15 July 2005

Is intelligence intelligent?

In response to some of the comments, I'd like to say a few words about intelligence to clarify my assertion that it isn't necessary to have intelligence agencies carrying out secret activities. I believe that intel agencies (and the CIA in particular) are harmful to our interests for the following reasons:

  1. In democracies (or for that matter, in any government), there are always situations in which certain individuals or cliques within the government wish to carry out activities that support their own selfish interests. These individuals and groups normally find it politically costly to do this when such activities are carried out in the open. Covert activities provide an important means of subverting the democratic will.
  2. Covert groups such as the CIA can also work to subvert democratic activities in other countries. Thus we have the CIA in the business of funding parties in foreign elections (in post-Noriega Panama for example), killing candidates, or engaging in smear campaigns. It's hypocritical to strictly forbid foreign interference in U.S. elections while funding the same sort of activities abroad. Especially when the overt justification for American intervention abroad is to "promote democracy."
  3. States are always threatened by the formation of governments within governments. While some might dismiss such concerns as the paranoid fears of conspiracy theorists, there are clear historical precendents demonstrating that such organizations can form. As one example, in the early days of the Soviet Union, we have the will of the people with their democratic soviets subverted through the activities of a small clique led by Lenin. In South Korea, Chun Doo Hwan--prior to the coup that brought him to power--went so far as to form a secret government in which people even had secret ranks. (Where, for example, a lowly Army captain in the Army might be a general within the covert organization.) In the U.S., Nixon famously used intel agencies for his own purposes. And now we have the case of Bush doing so. Unfortunately, we can only talk about unsuccessful instances of intel agencies forming the muscle for secret governments. Successful instances, by definition, will go undetected.
  4. Covert activities aren't necessary. In terms of intelligence, it's possible to collect enough intelligence using open source materials.
  5. Anti-terrorist activities will always be an issue, but it's possible for the police to deal with the occasional terrorist. The strongest safeguard against terrorism is a strong democratic society and covert activities are inimical to such a society.
  6. Secretive activities are extremely ineffecient. There are a couple reasons for this. First, there's the cost of operating in the dark. This cost is one of the reasons cited for the Soviet Union's demise in the face of competition by America's more open society. Second, secrecy provides enormous opportunity for bureaucratic corruption. Right now in D.C., there are massive buildings filled with secretaries making a hundred-grand a year who work next to covert operatives who fly out to Hawaii every other month in order to give a PowerPoint presentation that looks like something plariarized from Wikipedia. The "intelligence" created by a hundred of such people funded through enormous public expenditure could just as easily be gained by funding a single posting for a doctoral student at a university.

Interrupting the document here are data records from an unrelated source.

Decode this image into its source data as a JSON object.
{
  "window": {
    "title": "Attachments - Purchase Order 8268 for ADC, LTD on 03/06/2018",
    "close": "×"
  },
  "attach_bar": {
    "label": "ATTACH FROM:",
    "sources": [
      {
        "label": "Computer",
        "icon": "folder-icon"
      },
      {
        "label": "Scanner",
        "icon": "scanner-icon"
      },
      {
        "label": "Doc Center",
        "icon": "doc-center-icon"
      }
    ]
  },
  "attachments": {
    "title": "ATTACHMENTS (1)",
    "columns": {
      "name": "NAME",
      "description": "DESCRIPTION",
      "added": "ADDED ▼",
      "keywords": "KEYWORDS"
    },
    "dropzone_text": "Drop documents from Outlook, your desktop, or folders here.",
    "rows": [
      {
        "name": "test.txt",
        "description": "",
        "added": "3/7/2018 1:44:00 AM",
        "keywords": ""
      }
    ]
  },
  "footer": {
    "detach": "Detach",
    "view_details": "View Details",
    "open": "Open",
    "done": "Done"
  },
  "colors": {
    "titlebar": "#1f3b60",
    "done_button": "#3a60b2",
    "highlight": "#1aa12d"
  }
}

4 comments:

fzian said...

1) I could point out that covert activities can also provide important means of defending democratic will but I prefer to point out that we should not ban the usage of knife just because a knife can be a murder weapon.

2) I should point out that not all covert groups subvert democracy.
See argument (1)

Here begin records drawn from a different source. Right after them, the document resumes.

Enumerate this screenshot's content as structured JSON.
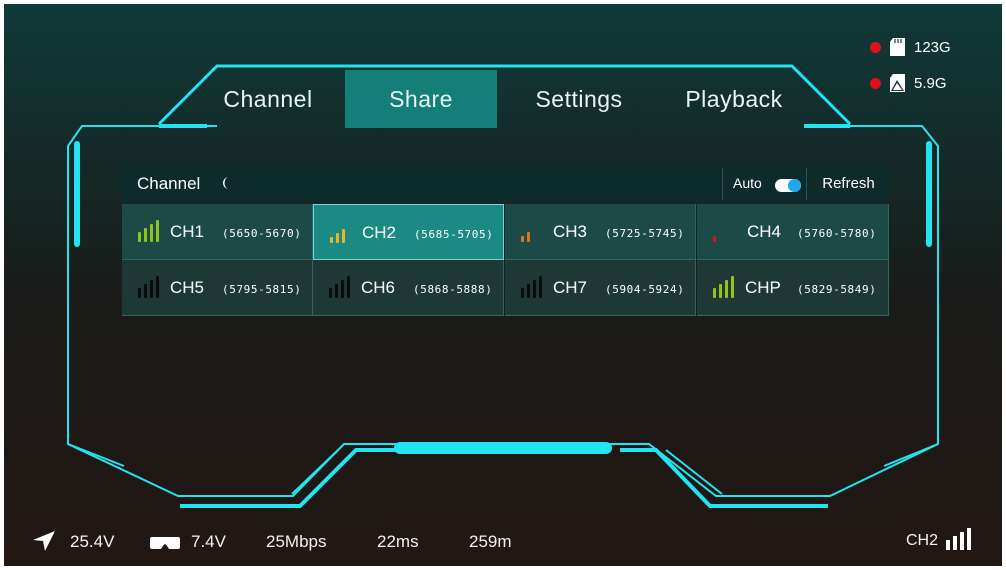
{
  "colors": {
    "frame": "#22e3ef",
    "signal_green": "#8ec41c",
    "signal_yellow": "#f0b323",
    "signal_orange": "#e6731a",
    "signal_red": "#e0101a",
    "record_dot": "#e0101a",
    "toggle_on": "#1ea7ea"
  },
  "tabs": [
    {
      "label": "Channel",
      "active": true
    },
    {
      "label": "Share",
      "active": false
    },
    {
      "label": "Settings",
      "active": false
    },
    {
      "label": "Playback",
      "active": false
    }
  ],
  "storage": [
    {
      "icon": "sd-card-icon",
      "value": "123G"
    },
    {
      "icon": "storage-icon",
      "value": "5.9G"
    }
  ],
  "panel": {
    "title": "Channel",
    "title_icon": "moon-icon",
    "auto_label": "Auto",
    "auto_enabled": true,
    "refresh_label": "Refresh"
  },
  "channels": [
    {
      "name": "CH1",
      "freq": "(5650-5670)",
      "signal_bars": 4,
      "signal_color": "green",
      "selected": false
    },
    {
      "name": "CH2",
      "freq": "(5685-5705)",
      "signal_bars": 3,
      "signal_color": "yellow",
      "selected": true
    },
    {
      "name": "CH3",
      "freq": "(5725-5745)",
      "signal_bars": 2,
      "signal_color": "orange",
      "selected": false
    },
    {
      "name": "CH4",
      "freq": "(5760-5780)",
      "signal_bars": 1,
      "signal_color": "red",
      "selected": false
    },
    {
      "name": "CH5",
      "freq": "(5795-5815)",
      "signal_bars": 0,
      "signal_color": "none",
      "selected": false
    },
    {
      "name": "CH6",
      "freq": "(5868-5888)",
      "signal_bars": 0,
      "signal_color": "none",
      "selected": false
    },
    {
      "name": "CH7",
      "freq": "(5904-5924)",
      "signal_bars": 0,
      "signal_color": "none",
      "selected": false
    },
    {
      "name": "CHP",
      "freq": "(5829-5849)",
      "signal_bars": 4,
      "signal_color": "green",
      "selected": false
    }
  ],
  "status_bar": {
    "voltage_main": "25.4V",
    "voltage_goggle": "7.4V",
    "bitrate": "25Mbps",
    "latency": "22ms",
    "distance": "259m",
    "current_channel": "CH2",
    "current_signal_bars": 4
  }
}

3) Not all covert groups subvert intelligence.
See argument (1)

4) It is lucrative to think that open source materials are alone sufficient. Unfortunately, the reality is not such. Large organisations, specialised in such activites prove far more effective than small individual sources. Besides, individual sources may not be consistent and open to populist pressures.

5) I fail to see how would a strong democratic society, alone stand up to terrorism.

6) There is also an associated cost of operating overtly. Overt operations are vulnerable to the volatile reaction of the target.

7) Your argument on the bureaucratic Inefficiencies is valid. However, this would fall under the argument of organisational theory, not intelligence activities per se

Karlo said...

Regarding point 2, what's your reaction to the CIA funding parties in other country's elections. I'm sure the practice is common. I know of one particular instance mentioned in a documentary that I watched on post-Noriega Panama. I'm against this practice and I'm sure that the American people (not to mention the people in the country targeted) would be overwhelmingly against this practice. Yet it seems to continue due to its covert nature-no one really knows what's going on. This example seems to provide incontrovertible proof that standard covert activities, at least in some cases, subvert democracy. In the end, I don't think other forms of covert intervention are all that different. I think at some point on this issue we need to decide as a people whether we want a non-representative form of government (plutocracy, dictatorship, or the like) or a representative democracy. If the former, we can simply trust our leader(s) to do the right thing. If the latter, we don't trust anyone the second they get beyond our field of vision.

fzian said...

Let's put it this way. First of all, I should note the typo in my earlier comment. Ignore the third bullet point.

As I have mentioned earlier, CIA does not represent all available intelligence agencies. It is ridiculous to generalise from the screw-ups of CIA alone.

Also note that CIA's successes itself are difficult to evaluate as failure would obviously attracts more attention than its successes (noting its covert nature).

Karlo said...

Couldn't the same be said of its screw ups?